Home. Every mother’s first priority is the safety of her children.
For Mawbanna family, the Hofings, mum Jane was faced with making the heartbreaking decision to depart from her six-year-old daughter Gracie when the threat of bushfire grew strong.
“Saturday I was stopped at a road block . . . the fire had gone from ‘Watch and Act’ to ‘Community Alert’,” she said on Monday.
“That was when I really started to worry. When I got home ash was falling everywhere. The police and firefighters came to my door and advised me to make the decision to stay or go, I chose to stay but as a mother, didn’t want Gracie to be here.”
She made the harrowing decision to remain at home and leave her daughter in the care of close friend Deb Burgess at Forest.
“That was most responsible thing I could do for her, I felt so much more at ease that she wasn’t here,” Jane said.
With the threat of bushfires knocking on their door daily since lightning ignited several fires across the state on January 14, the Hofings have done the best they could to protect their home and livelihood but get on with daily life.
“I’ve just been doing everyday farming business,” dad Chris said.
“Keeping an eye on things . . . It (fire threat) keeps you on edge a bit, it’s the unknown, you sort of have to sleep with one eye open.”
Having grown up and lived on the property since 1968, Chris says this is one of the most significant fires he has seen in that time.
“We have had two bad fires in the last three years, both times people had been evacuated.
“The 2013 fire probably came on a lot quicker, but this one is more forceful,” he said.
They own 950 acres at Mawbanna, including a small run-off block near Dip Falls.
“When the lightning struck, that was probably 15 or 20 kilometres away, but it has since come right to the boundary of the run-off block, it’s not far away now. [But] we have been pretty fortunate, no one has lost any fencing so far this year, maybe a couple acres of grass here and there but no boundary fence damage.”
Their bags packed ready to go, the family have been spending their days preparing the property as best as possible.
“We have access to plenty of water and watering systems, we’ve just been filling the gutters up to stop falling embers. You have to be really mindful around the house and hay bales and everything.
“Today has been the best day on location,” Chris said on Monday night.
“The last three or four days they didn’t know where the front was, it was too dangerous to pin point [but] today has been pretty clear of smoke so they’ve been able to monitor it better.”
Running 570 dairy cows on the farm, and with Jane and two of their children suffering from asthma, Chris said the smoke has “taken its toll” on them all.
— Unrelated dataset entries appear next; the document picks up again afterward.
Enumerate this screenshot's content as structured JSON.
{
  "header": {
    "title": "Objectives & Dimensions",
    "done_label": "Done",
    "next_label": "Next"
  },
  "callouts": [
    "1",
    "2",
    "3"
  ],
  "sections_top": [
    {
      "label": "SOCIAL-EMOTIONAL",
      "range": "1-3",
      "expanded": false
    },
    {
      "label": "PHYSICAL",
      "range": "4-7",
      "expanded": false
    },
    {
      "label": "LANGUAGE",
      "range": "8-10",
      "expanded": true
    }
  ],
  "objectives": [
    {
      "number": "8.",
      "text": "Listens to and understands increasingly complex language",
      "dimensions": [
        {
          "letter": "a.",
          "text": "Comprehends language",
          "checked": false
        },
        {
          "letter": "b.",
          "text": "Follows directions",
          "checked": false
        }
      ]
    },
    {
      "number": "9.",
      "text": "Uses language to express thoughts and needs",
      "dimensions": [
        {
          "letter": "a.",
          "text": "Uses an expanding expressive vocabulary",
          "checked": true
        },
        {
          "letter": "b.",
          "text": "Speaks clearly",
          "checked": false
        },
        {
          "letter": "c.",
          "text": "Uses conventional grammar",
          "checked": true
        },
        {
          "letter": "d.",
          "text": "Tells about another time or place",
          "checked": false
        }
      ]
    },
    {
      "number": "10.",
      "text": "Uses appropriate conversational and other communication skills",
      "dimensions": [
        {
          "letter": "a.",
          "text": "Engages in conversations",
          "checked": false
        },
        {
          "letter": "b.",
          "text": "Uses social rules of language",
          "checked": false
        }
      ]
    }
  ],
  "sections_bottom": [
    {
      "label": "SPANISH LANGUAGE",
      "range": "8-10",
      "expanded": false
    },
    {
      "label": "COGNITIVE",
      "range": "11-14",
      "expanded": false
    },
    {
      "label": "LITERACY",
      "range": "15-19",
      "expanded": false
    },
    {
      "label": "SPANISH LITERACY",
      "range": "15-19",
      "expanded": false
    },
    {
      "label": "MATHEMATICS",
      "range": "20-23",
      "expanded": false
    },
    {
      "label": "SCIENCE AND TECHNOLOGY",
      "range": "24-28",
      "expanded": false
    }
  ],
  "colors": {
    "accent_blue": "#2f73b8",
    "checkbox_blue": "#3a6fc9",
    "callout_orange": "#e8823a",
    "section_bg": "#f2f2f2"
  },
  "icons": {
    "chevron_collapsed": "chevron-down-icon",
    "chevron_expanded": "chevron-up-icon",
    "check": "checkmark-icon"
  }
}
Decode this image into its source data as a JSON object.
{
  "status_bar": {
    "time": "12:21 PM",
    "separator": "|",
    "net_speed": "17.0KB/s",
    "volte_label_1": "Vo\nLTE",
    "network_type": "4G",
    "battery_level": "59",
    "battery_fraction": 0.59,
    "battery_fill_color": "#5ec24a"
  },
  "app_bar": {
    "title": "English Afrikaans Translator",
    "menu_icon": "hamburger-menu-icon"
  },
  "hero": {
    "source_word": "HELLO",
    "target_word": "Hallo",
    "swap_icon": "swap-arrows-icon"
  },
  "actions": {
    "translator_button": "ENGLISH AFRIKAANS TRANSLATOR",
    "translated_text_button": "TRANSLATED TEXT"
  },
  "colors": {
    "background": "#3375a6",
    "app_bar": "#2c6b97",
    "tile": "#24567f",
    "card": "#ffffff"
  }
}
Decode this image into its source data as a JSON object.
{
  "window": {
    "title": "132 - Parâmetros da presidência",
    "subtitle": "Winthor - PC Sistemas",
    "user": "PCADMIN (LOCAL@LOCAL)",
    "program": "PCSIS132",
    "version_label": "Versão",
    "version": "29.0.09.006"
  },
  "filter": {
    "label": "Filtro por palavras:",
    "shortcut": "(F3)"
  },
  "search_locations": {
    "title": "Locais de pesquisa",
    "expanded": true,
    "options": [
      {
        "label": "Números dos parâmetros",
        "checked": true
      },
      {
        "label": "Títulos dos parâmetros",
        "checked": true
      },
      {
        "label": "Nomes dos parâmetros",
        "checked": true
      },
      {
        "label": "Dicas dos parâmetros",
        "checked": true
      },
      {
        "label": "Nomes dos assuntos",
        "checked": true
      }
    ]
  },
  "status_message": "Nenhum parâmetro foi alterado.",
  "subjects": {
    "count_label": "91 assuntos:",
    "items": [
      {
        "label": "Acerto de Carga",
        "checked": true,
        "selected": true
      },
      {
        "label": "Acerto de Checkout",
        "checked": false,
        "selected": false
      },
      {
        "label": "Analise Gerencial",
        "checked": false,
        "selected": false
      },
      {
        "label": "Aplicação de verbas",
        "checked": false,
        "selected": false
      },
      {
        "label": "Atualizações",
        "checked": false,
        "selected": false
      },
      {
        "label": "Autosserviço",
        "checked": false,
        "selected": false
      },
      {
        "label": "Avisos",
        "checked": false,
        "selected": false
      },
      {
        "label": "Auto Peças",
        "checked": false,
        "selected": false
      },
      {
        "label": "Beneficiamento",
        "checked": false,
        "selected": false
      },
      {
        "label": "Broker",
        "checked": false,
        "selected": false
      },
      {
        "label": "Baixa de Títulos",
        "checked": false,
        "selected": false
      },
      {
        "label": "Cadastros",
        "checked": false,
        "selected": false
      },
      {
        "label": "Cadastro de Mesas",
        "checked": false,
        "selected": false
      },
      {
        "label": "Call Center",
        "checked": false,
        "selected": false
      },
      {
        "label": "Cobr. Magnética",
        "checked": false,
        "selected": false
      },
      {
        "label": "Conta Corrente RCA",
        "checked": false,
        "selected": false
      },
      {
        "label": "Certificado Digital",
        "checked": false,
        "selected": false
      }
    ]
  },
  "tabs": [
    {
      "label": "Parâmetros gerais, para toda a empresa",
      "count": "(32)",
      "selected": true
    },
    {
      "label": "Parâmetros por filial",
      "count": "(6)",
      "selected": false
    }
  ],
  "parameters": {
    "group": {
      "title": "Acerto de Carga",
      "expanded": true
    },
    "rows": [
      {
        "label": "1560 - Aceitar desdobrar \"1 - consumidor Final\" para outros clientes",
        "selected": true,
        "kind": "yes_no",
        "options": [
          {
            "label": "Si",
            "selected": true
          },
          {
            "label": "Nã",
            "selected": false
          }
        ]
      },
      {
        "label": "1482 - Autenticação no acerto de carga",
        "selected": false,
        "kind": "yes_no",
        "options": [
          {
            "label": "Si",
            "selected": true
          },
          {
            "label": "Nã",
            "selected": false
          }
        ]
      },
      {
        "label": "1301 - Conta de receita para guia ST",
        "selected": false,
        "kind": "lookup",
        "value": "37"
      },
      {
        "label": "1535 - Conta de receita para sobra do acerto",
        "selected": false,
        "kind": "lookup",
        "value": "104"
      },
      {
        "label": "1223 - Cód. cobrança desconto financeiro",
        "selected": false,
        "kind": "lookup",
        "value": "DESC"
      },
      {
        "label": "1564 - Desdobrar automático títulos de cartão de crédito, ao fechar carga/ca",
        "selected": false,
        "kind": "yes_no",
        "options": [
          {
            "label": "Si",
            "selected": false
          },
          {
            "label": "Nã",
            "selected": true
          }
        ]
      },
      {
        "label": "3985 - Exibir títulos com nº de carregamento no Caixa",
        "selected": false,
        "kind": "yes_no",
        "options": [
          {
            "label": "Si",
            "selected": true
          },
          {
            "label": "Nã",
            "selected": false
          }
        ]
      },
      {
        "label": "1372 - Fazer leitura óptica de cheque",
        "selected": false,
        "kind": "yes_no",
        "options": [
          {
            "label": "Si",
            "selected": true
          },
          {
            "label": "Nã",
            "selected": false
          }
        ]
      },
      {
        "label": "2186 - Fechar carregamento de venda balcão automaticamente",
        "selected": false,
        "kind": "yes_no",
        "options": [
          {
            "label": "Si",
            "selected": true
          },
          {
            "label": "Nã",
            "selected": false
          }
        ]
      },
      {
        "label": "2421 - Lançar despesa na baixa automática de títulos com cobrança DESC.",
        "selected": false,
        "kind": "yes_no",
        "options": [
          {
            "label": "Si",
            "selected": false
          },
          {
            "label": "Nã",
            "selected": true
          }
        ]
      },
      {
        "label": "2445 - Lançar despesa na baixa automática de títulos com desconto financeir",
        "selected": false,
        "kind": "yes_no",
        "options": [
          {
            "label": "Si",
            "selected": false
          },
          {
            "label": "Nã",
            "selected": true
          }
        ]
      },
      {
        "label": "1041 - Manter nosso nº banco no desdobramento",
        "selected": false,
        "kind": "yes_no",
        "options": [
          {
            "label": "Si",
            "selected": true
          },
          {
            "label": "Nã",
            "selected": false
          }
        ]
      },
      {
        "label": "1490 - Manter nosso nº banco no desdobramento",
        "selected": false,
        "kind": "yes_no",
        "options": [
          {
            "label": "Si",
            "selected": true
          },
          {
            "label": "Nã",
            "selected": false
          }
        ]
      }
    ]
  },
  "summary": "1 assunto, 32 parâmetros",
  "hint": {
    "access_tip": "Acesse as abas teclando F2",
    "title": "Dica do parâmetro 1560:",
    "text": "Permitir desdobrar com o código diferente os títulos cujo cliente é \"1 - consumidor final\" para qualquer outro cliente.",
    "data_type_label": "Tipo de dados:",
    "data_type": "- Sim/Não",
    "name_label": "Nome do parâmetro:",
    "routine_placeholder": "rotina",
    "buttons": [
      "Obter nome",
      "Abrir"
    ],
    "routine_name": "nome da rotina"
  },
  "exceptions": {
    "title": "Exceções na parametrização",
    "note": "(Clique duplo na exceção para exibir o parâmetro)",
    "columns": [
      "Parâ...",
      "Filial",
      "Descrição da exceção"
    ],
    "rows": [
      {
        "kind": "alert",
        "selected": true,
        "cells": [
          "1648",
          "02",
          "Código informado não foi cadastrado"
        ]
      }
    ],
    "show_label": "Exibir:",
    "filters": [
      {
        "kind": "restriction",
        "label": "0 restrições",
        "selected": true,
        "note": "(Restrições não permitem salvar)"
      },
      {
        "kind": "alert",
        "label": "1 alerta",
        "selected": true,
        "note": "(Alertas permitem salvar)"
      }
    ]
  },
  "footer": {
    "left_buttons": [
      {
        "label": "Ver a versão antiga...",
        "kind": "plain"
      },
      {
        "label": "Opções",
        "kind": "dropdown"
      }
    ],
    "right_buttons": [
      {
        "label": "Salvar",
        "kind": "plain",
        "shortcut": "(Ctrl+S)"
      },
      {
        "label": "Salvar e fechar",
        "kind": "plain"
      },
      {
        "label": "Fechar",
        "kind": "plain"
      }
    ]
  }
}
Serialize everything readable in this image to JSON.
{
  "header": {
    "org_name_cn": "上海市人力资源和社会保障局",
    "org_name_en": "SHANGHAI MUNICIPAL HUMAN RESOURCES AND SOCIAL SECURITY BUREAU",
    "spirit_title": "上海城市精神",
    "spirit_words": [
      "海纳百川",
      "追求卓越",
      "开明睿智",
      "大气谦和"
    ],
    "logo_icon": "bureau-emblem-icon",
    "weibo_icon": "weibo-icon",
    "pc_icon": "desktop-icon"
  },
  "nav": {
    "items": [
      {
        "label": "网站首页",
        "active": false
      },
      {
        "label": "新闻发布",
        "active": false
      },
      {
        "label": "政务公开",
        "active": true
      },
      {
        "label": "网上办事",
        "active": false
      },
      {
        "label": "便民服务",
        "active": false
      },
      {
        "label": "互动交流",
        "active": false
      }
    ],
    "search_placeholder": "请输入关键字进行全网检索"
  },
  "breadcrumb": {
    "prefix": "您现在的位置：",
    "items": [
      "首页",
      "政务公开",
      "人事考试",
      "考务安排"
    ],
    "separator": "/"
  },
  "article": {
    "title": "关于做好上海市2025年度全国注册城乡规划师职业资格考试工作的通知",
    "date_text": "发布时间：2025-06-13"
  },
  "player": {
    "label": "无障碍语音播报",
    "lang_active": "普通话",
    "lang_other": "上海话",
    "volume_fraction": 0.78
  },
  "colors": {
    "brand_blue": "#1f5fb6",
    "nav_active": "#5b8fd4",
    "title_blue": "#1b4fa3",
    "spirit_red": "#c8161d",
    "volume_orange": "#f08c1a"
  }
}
“It’s knocked them (cattle) about a bit being in the constant smoke for the last four or five days, it’s hard enough for us . . . but the cattle are in it 24/7.”
Estimating the front to be about 2km from the farm boundary on Monday night, Chris said he and his family were thankful to Tasmania Fire Service and his brother Tom and Anthony Nichols – who are both in brigades – for keeping the family updated.
“All the local brigades have been coming and going all the time, [there’s] no lack of help.”
Jane said the support has been phenomenal. “We’ve been overwhelmed by texts and phone calls offering to help. It makes you realise what a wonderful place we live in, I feel very blessed. Chris and I are forever grateful for the support, you don’t realise how much people care.”